While many satisfactory alternatives to traditional pest control exist, the term “green” has caused a lot of confusion to its exact meaning. To complicate the issue, many “green” pesticides are being introduced with claims to being “safe” and “natural”, possibly misleading the customer.
To shed some truth to these claims, we are offering our professional opinion on some frequently asked questions (FAQ’s) regarding this subject.
Does Exodus practice “green” pest control?
The services provided by Exodus follows Integrated Pest Management practices as defined by the State of New York.
When properly understood and applied, these principles are the foundation of any “green” Pest Management program. The term “green”, in some ways, can be viewed as a re-packaged version of IPM that Exodus has practiced for over a decade.
Does Exodus use “green” pesticides?
When deemed appropriate, or when requested by the customer, Exodus will employ the use of reduced risk materials to control or eliminate pest activity.
The EPA has designated several pesticides to be “safer alternatives” or “organic”. These materials are most often used when restrictions require them, such as in schools, daycare facilities or other sensitive settings.
Do “green” materials really work?
This is purely subjective, based on the setting and type of pest intended to control. Many of the naturally derived pesticides work satisfactorily when used as a contact treatment though they most commonly have a limited residual life. Some materials, like dust formulations can be longer lasting and have differing modes of control action. These materials should be carefully selected based on treatment settings.
Are natural pesticides “safer” than traditional pesticides?
Naturally derived pesticides are still pesticides, and they must be applied with care and according to the label. Natural or not, any pesticide that is misused presents a potentially risk. Because a label, or person, claims that a product is derived “from flowers” or some other natural component, does not necessarily make it safe. After all, gasoline is derived from nature, but one would not misuse it without consequence. Furthermore, today’s highly regulated pesticide formulations; used according with the label by a trained, responsible applicator can be as “safe” as their “green” counterpart.
So if I decide to request a “green” alternative, what should I expect?
Some pest control companies and product manufacturers claim to offer green alternatives to traditional pest control with similar results. While we offer our customers these options, we will also explain the differences of the two approaches so our customers have an educated choice.

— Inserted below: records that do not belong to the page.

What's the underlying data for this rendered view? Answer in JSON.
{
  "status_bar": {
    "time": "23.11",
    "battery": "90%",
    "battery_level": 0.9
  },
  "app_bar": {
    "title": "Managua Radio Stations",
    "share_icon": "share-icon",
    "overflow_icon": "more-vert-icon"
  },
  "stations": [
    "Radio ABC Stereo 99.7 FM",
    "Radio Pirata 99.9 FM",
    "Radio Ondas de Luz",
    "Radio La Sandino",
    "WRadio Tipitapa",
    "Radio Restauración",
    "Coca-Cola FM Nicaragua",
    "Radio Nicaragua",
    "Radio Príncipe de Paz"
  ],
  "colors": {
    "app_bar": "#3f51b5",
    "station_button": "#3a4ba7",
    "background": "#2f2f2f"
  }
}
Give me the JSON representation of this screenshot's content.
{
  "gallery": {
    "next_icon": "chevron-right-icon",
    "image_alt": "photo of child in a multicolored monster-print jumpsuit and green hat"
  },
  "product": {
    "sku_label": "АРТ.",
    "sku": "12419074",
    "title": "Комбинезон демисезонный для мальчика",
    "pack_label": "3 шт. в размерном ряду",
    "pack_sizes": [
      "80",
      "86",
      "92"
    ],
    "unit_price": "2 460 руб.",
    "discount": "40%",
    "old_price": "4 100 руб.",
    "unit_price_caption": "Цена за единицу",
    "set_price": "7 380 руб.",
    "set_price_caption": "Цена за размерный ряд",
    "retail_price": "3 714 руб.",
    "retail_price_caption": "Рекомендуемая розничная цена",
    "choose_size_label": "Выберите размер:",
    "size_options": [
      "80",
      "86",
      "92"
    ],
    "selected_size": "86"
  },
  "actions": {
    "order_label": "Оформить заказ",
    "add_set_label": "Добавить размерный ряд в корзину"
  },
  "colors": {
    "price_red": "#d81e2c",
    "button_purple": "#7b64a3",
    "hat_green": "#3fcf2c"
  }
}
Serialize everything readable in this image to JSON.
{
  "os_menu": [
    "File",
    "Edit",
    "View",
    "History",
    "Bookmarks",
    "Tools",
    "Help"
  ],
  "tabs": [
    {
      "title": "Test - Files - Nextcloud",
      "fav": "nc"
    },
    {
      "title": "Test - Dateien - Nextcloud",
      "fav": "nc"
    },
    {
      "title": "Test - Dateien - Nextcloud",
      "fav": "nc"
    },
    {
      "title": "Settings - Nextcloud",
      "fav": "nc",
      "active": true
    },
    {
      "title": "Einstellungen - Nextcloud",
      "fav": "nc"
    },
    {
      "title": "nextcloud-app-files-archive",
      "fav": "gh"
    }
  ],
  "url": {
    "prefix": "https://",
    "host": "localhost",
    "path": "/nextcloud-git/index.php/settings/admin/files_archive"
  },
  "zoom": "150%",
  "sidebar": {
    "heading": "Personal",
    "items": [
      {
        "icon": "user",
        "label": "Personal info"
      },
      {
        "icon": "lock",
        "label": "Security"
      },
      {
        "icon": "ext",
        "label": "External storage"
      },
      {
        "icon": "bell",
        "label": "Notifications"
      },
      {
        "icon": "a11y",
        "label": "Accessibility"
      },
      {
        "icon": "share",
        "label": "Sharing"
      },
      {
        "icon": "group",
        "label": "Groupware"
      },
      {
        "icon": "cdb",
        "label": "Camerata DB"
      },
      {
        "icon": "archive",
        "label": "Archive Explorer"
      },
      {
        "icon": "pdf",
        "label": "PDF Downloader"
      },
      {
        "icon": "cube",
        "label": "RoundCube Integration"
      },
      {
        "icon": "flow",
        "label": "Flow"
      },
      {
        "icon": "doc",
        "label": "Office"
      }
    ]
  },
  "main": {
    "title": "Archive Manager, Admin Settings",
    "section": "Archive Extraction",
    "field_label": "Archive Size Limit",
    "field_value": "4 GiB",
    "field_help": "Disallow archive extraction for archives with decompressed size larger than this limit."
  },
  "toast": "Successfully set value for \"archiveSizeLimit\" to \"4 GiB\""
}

These differences can be explained in detail by a customer service representative or by a service technician.
Green pest management practices using naturally derived pesticide alternatives can be appropriate in certain settings. Knowing the advantages and potential drawbacks to this approach is important when making a decision to go this route when planning a pest management strategy. The professionals at Exodus will guide you in helping make this decision with clear answers to questions you may have regarding this subject.